Assad: Aren’t WMDs a red line? – In 2003, the U.S. invaded Iraq based in large part on the belief that Saddam Hussein might be producing chemical weapons. In 2013, Assad’s Syrian regime actually used chemical weapons on civilian populations. The American presumption that Saddam’s Iraq had chemical weapons ultimately brought al Qaeda to Iraq and created a safe haven where the U.S. today pursues al Qaeda’s spawn ISIS, a group that rose to power for appearing to fight an Assad regime in Syria that actually used chemical weapons. It’s madness folks!
Foreign fighter recruitment – Never in world history has a conflict generated such a migration of foreign fighters. As long as the Syrian civil war persists, the ranks of ISIS and Jabhat al-Nusra will fill with jihadi recruits. The U.S. can bomb indefinitely, but the flow of fighters will remain.
Assad is an Iranian ally – Iran poses a very real nuclear and cyber threat to the U.S., one far greater than ISIS. Iran is desperately straining to keep a foothold in the Levant. By attacking ISIS first, the U.S. strengthens Assad’s hand and by extension Iran.
Confirms the al Qaeda narrative of ‘Far Enemy’ (U.S.) propping up ‘Near Enemy’ regimes (Syria) – As I noted this past weekend in an article at Politico, the U.S. pursuit of al Qaeda and ISIS in Syria while ignoring Assad further confirms the jihadi narrative that America is the ‘Far Enemy’ propping up ‘Near Enemy’ apostates.

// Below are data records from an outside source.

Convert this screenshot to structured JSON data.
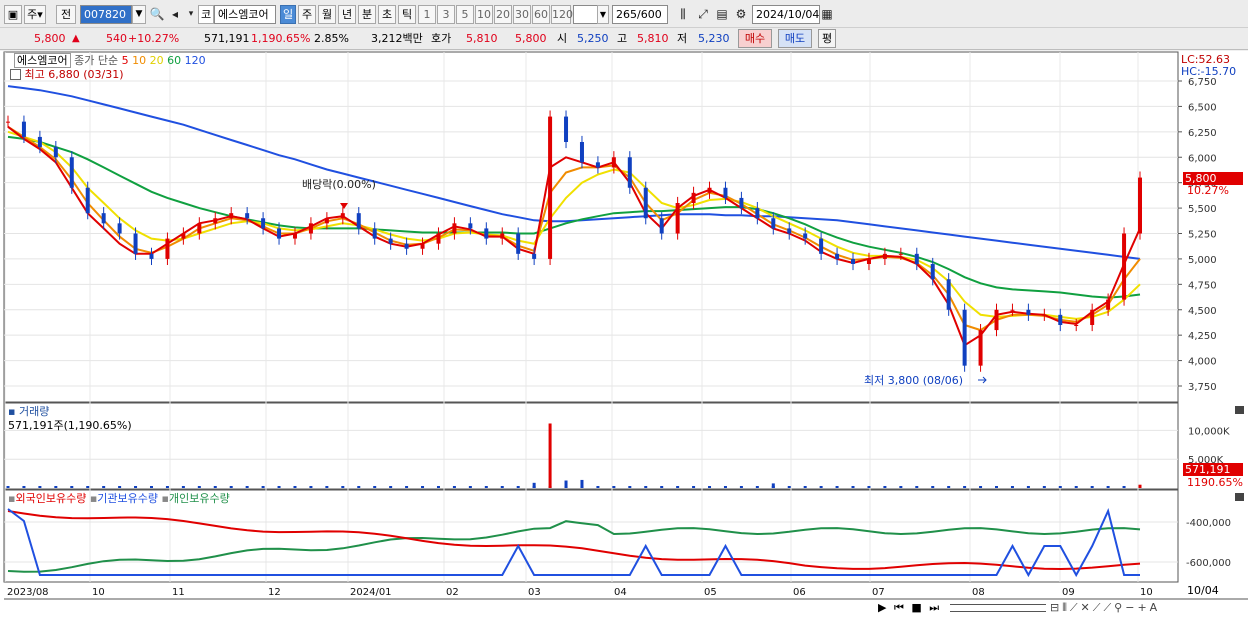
{
  "toolbar": {
    "market_label": "주",
    "prev_label": "전",
    "code": "007820",
    "stock_market_badge": "코",
    "stock_name": "에스엠코어",
    "periods": [
      "일",
      "주",
      "월",
      "년",
      "분",
      "초",
      "틱"
    ],
    "active_period": "일",
    "counts": [
      "1",
      "3",
      "5",
      "10",
      "20",
      "30",
      "60",
      "120"
    ],
    "range_value": "265",
    "range_total": "/600",
    "date": "2024/10/04"
  },
  "quote": {
    "price": "5,800",
    "change": "540",
    "change_pct": "+10.27%",
    "volume": "571,191",
    "volume_pct": "1,190.65%",
    "turnover": "2.85%",
    "amount": "3,212백만",
    "bid_label": "호가",
    "bid1": "5,810",
    "bid2": "5,800",
    "open_label": "시",
    "open": "5,250",
    "high_label": "고",
    "high": "5,810",
    "low_label": "저",
    "low": "5,230",
    "buy_label": "매수",
    "sell_label": "매도",
    "flat_label": "평"
  },
  "price_pane": {
    "name": "에스엠코어",
    "legend_title": "종가 단순",
    "ma_periods": [
      "5",
      "10",
      "20",
      "60",
      "120"
    ],
    "ma_colors": [
      "#e00000",
      "#f08c00",
      "#f0e000",
      "#10a040",
      "#2050e0"
    ],
    "high_note": "최고 6,880 (03/31)",
    "low_note": "최저 3,800 (08/06)",
    "dividend_note": "배당락(0.00%)",
    "lc": "LC:52.63",
    "hc": "HC:-15.70",
    "price_tag": "5,800",
    "pct_tag": "10.27%"
  },
  "volume_pane": {
    "title": "거래량",
    "value": "571,191주(1,190.65%)",
    "tag_value": "571,191",
    "tag_pct": "1190.65%"
  },
  "holdings_pane": {
    "series": [
      "외국인보유수량",
      "기관보유수량",
      "개인보유수량"
    ],
    "colors": [
      "#e00000",
      "#2050e0",
      "#20904a"
    ]
  },
  "x_axis": {
    "labels": [
      "2023/08",
      "10",
      "11",
      "12",
      "2024/01",
      "02",
      "03",
      "04",
      "05",
      "06",
      "07",
      "08",
      "09",
      "10"
    ],
    "right_label": "10/04"
  },
  "chart_data": {
    "type": "candlestick",
    "price_axis": {
      "ticks": [
        "6,750",
        "6,500",
        "6,250",
        "6,000",
        "5,750",
        "5,500",
        "5,250",
        "5,000",
        "4,750",
        "4,500",
        "4,250",
        "4,000",
        "3,750"
      ],
      "range": [
        3600,
        6950
      ]
    },
    "volume_axis": {
      "ticks": [
        "10,000K",
        "5,000K"
      ]
    },
    "holdings_axis": {
      "ticks": [
        "-400,000",
        "-600,000"
      ]
    },
    "price_close": [
      6350,
      6200,
      6100,
      6000,
      5700,
      5450,
      5350,
      5250,
      5050,
      5000,
      5200,
      5250,
      5350,
      5400,
      5450,
      5400,
      5300,
      5200,
      5250,
      5350,
      5400,
      5450,
      5300,
      5200,
      5150,
      5100,
      5150,
      5250,
      5350,
      5300,
      5200,
      5250,
      5050,
      5000,
      6400,
      6150,
      5950,
      5900,
      6000,
      5700,
      5400,
      5250,
      5550,
      5650,
      5700,
      5600,
      5500,
      5400,
      5300,
      5250,
      5200,
      5050,
      5000,
      4950,
      5000,
      5050,
      5050,
      4950,
      4800,
      4500,
      3950,
      4300,
      4500,
      4500,
      4450,
      4450,
      4350,
      4350,
      4500,
      4600,
      5250,
      5800
    ],
    "ma5": [
      6300,
      6180,
      6080,
      5950,
      5700,
      5450,
      5300,
      5150,
      5050,
      5050,
      5150,
      5250,
      5350,
      5380,
      5420,
      5390,
      5300,
      5220,
      5250,
      5320,
      5400,
      5420,
      5320,
      5220,
      5150,
      5120,
      5150,
      5240,
      5320,
      5290,
      5220,
      5220,
      5100,
      5050,
      5900,
      6000,
      5950,
      5900,
      5950,
      5750,
      5450,
      5300,
      5500,
      5620,
      5680,
      5600,
      5500,
      5400,
      5300,
      5250,
      5180,
      5070,
      5000,
      4960,
      5000,
      5030,
      5020,
      4950,
      4800,
      4550,
      4150,
      4250,
      4450,
      4480,
      4460,
      4450,
      4380,
      4360,
      4480,
      4580,
      4950,
      5300
    ],
    "ma10": [
      6300,
      6200,
      6100,
      5980,
      5780,
      5550,
      5380,
      5220,
      5100,
      5060,
      5120,
      5200,
      5300,
      5350,
      5400,
      5380,
      5320,
      5250,
      5250,
      5300,
      5370,
      5400,
      5340,
      5260,
      5180,
      5140,
      5150,
      5210,
      5290,
      5280,
      5230,
      5220,
      5130,
      5080,
      5650,
      5850,
      5900,
      5900,
      5920,
      5800,
      5550,
      5380,
      5450,
      5580,
      5650,
      5620,
      5540,
      5440,
      5340,
      5280,
      5210,
      5120,
      5040,
      4990,
      5000,
      5020,
      5010,
      4960,
      4840,
      4650,
      4350,
      4300,
      4400,
      4450,
      4450,
      4440,
      4400,
      4380,
      4450,
      4550,
      4800,
      5000
    ],
    "ma20": [
      6250,
      6200,
      6150,
      6050,
      5900,
      5700,
      5550,
      5400,
      5280,
      5200,
      5180,
      5200,
      5250,
      5300,
      5350,
      5370,
      5350,
      5300,
      5280,
      5290,
      5320,
      5350,
      5330,
      5290,
      5240,
      5200,
      5180,
      5200,
      5250,
      5260,
      5240,
      5230,
      5180,
      5150,
      5400,
      5600,
      5750,
      5830,
      5880,
      5850,
      5700,
      5550,
      5500,
      5530,
      5580,
      5590,
      5560,
      5500,
      5420,
      5350,
      5280,
      5200,
      5120,
      5060,
      5030,
      5030,
      5020,
      4990,
      4910,
      4780,
      4580,
      4450,
      4430,
      4440,
      4450,
      4450,
      4430,
      4410,
      4430,
      4480,
      4600,
      4750
    ],
    "ma60": [
      6200,
      6180,
      6150,
      6100,
      6050,
      5980,
      5900,
      5820,
      5740,
      5660,
      5600,
      5550,
      5500,
      5460,
      5420,
      5390,
      5360,
      5330,
      5310,
      5300,
      5300,
      5300,
      5300,
      5290,
      5280,
      5270,
      5260,
      5260,
      5260,
      5260,
      5260,
      5260,
      5250,
      5250,
      5300,
      5350,
      5390,
      5420,
      5450,
      5460,
      5470,
      5470,
      5480,
      5490,
      5500,
      5510,
      5510,
      5490,
      5450,
      5400,
      5340,
      5270,
      5210,
      5160,
      5120,
      5090,
      5060,
      5020,
      4970,
      4900,
      4820,
      4760,
      4720,
      4700,
      4690,
      4680,
      4670,
      4650,
      4630,
      4620,
      4630,
      4650
    ],
    "ma120": [
      6700,
      6680,
      6660,
      6630,
      6600,
      6560,
      6520,
      6480,
      6440,
      6400,
      6360,
      6320,
      6270,
      6220,
      6170,
      6120,
      6070,
      6020,
      5980,
      5930,
      5880,
      5840,
      5800,
      5760,
      5720,
      5680,
      5640,
      5600,
      5560,
      5520,
      5480,
      5440,
      5410,
      5380,
      5370,
      5370,
      5380,
      5390,
      5400,
      5410,
      5420,
      5430,
      5440,
      5440,
      5440,
      5430,
      5430,
      5420,
      5420,
      5410,
      5400,
      5390,
      5380,
      5360,
      5340,
      5320,
      5300,
      5280,
      5260,
      5240,
      5220,
      5200,
      5180,
      5160,
      5140,
      5120,
      5100,
      5080,
      5060,
      5040,
      5020,
      5000
    ],
    "volume_spikes": [
      {
        "i": 34,
        "v": 11200
      },
      {
        "i": 35,
        "v": 1300
      },
      {
        "i": 36,
        "v": 1400
      },
      {
        "i": 33,
        "v": 900
      },
      {
        "i": 48,
        "v": 800
      },
      {
        "i": 71,
        "v": 571
      }
    ]
  }
}
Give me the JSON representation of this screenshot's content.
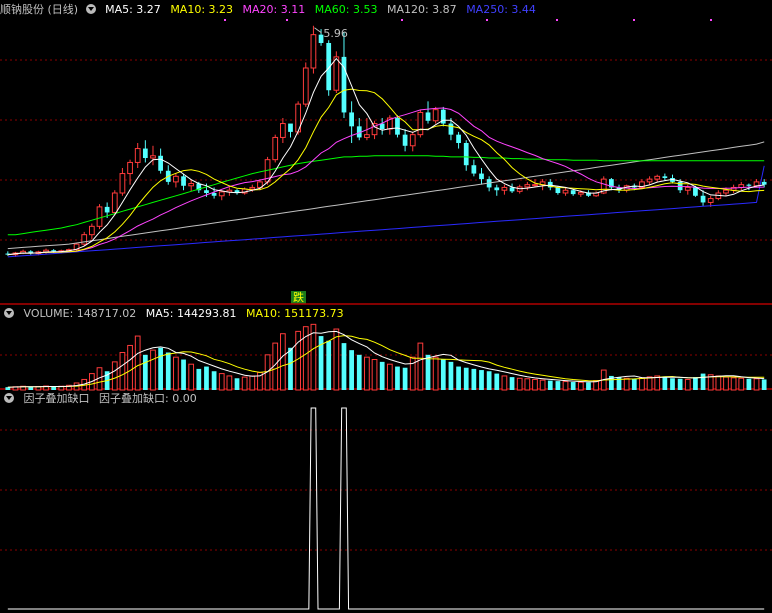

Double Standard on Atrocities – Americans showed great alarm at ISIS beheading two journalists, while turning a blind eye to the tens of thousands of Syrians killed by gruesome bombings and torture. The world sees the atrocities promoted by ISIS social media, but due to the lack of journalism inside Syria, the world has ignored an equally heinous slaughter committed by Assad.
Plays to Assad’s double game – Assad knows the U.S. fears jihadi black flags and scary ISIS YouTube videos. Since the beginning of the Syrian civil war, Assad has argued the world should support him to prevent the rise of al Qaeda. Some indications suggest either Assad or Iran actually supported ISIS’s growth. Max Fisher at Vox wrote a great article detailing the Assad strategy with regards to ISIS.
As airstrikes continue, the U.S. and the West as a whole must realize there will be no enduring successful outcome for defeating ISIS and al Qaeda without ending the Syrian civil war – something that requires the confrontation of Assad. The U.S. seems unlikely to take this action, in fear of riling Iran and their ally of exceptional aggression, Russia. Maybe the Obama administration has included toppling Assad in their long-run strategy, but I’m skeptical.
For other parts of the “Thoughts on Countering ISIS” series see Part 1, Part 2, and Part 3.